I plan to travel on the B240  to St Arnaud, camping  overnight in the Horsham area–probably staying over night at Lake Marma at Murtoa, then spending  the next  day moving around  the Buloke region—Minyip, Donald, Charlton, Wycheproof, and Birchip in the Loddon Mallee  before spending the night at Foletti Park in Donald.   There is no specific location or subject matter that I have in mind on this minor detour; it is more   reconnecting with the project after a 6 month break and then seeing what eventuates.  Hopefully the forecast for cloudy weather holds   for the detour to Melbourne.   Read More

summing up exhibition: Murray Bridge Regional Gallery

As a result of a recent meeting  in November between  Fulvia Mantelli, the new director of  the Murray Bridge Regional Gallery, myself and Gilbert Roe  the date of the next Mallee Routes exhibition  in  February 2019 in the Jean Sims Gallery has been cancelled. The exhibition  has been shifted to 17 December 2019 to the 19th January 202o. It is  now in the the main gallery plus the Jean Sims Gallery gallery  (with  the  possibility of also using the Vicki Nottage Sculpture Court). That is a lot of exhibition space.

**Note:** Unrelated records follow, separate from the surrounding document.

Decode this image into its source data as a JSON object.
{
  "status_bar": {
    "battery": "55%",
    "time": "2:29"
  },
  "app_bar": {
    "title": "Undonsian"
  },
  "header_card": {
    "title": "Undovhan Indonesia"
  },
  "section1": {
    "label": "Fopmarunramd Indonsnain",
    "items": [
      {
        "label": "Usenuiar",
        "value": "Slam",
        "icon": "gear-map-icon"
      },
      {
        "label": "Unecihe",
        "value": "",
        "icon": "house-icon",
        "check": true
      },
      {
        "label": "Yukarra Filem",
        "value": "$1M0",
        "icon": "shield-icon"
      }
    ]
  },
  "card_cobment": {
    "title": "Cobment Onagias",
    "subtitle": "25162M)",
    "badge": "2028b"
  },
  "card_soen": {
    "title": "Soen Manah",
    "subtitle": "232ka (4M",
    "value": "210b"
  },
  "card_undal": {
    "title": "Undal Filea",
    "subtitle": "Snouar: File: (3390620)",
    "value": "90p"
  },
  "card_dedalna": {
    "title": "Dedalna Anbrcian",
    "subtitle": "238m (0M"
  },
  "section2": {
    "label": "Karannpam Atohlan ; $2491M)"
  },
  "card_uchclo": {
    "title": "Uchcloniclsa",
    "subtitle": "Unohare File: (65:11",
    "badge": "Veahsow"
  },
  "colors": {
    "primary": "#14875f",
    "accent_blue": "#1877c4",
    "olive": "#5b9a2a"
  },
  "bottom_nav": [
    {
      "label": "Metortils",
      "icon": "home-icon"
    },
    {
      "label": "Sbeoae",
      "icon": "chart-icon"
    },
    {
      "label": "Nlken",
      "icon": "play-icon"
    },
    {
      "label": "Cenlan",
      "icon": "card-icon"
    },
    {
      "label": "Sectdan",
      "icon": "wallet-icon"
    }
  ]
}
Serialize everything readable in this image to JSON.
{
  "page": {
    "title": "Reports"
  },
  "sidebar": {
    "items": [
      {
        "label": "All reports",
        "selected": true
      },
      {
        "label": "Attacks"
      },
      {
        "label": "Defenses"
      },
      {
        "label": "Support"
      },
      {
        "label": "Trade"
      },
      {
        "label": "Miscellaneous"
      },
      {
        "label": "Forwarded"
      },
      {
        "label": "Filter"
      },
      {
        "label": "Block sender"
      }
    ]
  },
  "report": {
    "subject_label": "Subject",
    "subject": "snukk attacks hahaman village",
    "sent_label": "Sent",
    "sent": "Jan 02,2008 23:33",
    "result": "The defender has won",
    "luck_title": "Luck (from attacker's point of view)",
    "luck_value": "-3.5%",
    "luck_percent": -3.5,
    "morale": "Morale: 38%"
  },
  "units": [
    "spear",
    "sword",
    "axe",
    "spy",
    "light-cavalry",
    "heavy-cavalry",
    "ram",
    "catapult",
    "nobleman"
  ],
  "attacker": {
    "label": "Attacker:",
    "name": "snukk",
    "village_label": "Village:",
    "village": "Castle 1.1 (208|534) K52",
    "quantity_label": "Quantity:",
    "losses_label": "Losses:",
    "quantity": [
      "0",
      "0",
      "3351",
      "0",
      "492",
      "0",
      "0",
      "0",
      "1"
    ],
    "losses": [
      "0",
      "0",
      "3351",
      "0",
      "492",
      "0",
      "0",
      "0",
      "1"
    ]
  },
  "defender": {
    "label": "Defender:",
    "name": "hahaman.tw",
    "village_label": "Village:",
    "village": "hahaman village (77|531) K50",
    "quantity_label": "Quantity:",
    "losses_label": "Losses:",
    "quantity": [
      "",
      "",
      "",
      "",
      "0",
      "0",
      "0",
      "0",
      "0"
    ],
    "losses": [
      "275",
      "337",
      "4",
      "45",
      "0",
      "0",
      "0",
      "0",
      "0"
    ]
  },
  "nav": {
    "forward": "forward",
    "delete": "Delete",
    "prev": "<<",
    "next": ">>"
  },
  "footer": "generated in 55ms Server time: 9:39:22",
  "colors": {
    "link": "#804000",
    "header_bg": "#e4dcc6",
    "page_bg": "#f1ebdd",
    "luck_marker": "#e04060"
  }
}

I am happy with the shift as we now have  increased space  and  more time. This allows me to  reconstruct the  Mallee Routes: Photographing the Mallee 2017 photobook that had been put on hold to prepare for the February 2019 exhibition.  I also have time  to make   extra road trips in the autumn and winter of 2019—  I will definitely be  returning to  Lake Boga and Balranald in 2019   for more photo camps  to continue digging  beneath the Mallee’s surface.

The large space provided by  the main gallery plus the side galleries means that the project has  been given greater acceptance and credibility by the curator.   This  provides us with an opportunity to  substantially expand  on the work that we  exhibited at the Swan Hill Regional Art Gallery.  The  Read More


During my solo photo camp at Balranald in NSW in the spring of 2018 I started to concentrate on photographing  the interiors of  deserted buildings. One reason for the shift was that I was becoming interested in the interiors of these silent buildings in themselves. A second reason was that the interiors  of the various buildings at the Yanga Woolshed National Park were publicly accessible.  A third reason  was to bring the subject matter into my understanding of  the tension between the large format  photography of the Mallee as trace (document)  and as picture (artwork).

What had intrigued me on the previous  road trip to Balranald was how the decayed interiors  had  the  traces of events that occurred in the past,  and that these  ones   hold more memories. The straightforward presentation  of the interiors allows the viewer to actively interpret them  in the present  as metaphors,  or the interiors being  psychologically loaded, or as the past intruding on the present in a meaningful way.

This is  a photography after the event –a photographing of  the traces of pastoralism before this  particular history of the Mallee was erased.  This kind of late photography in the era of television,   newer technologies and the mediascape of a commodity culture, turns up late, wanders through the places where things have happened, and starts to explore  the effects of the activity of a world gone. Though people are absent in this  still photography of traces, fragments, empty buildings of an increasingly forgotten history,  there is  a lot of remnants of human activity in the detritus left behind.  Read More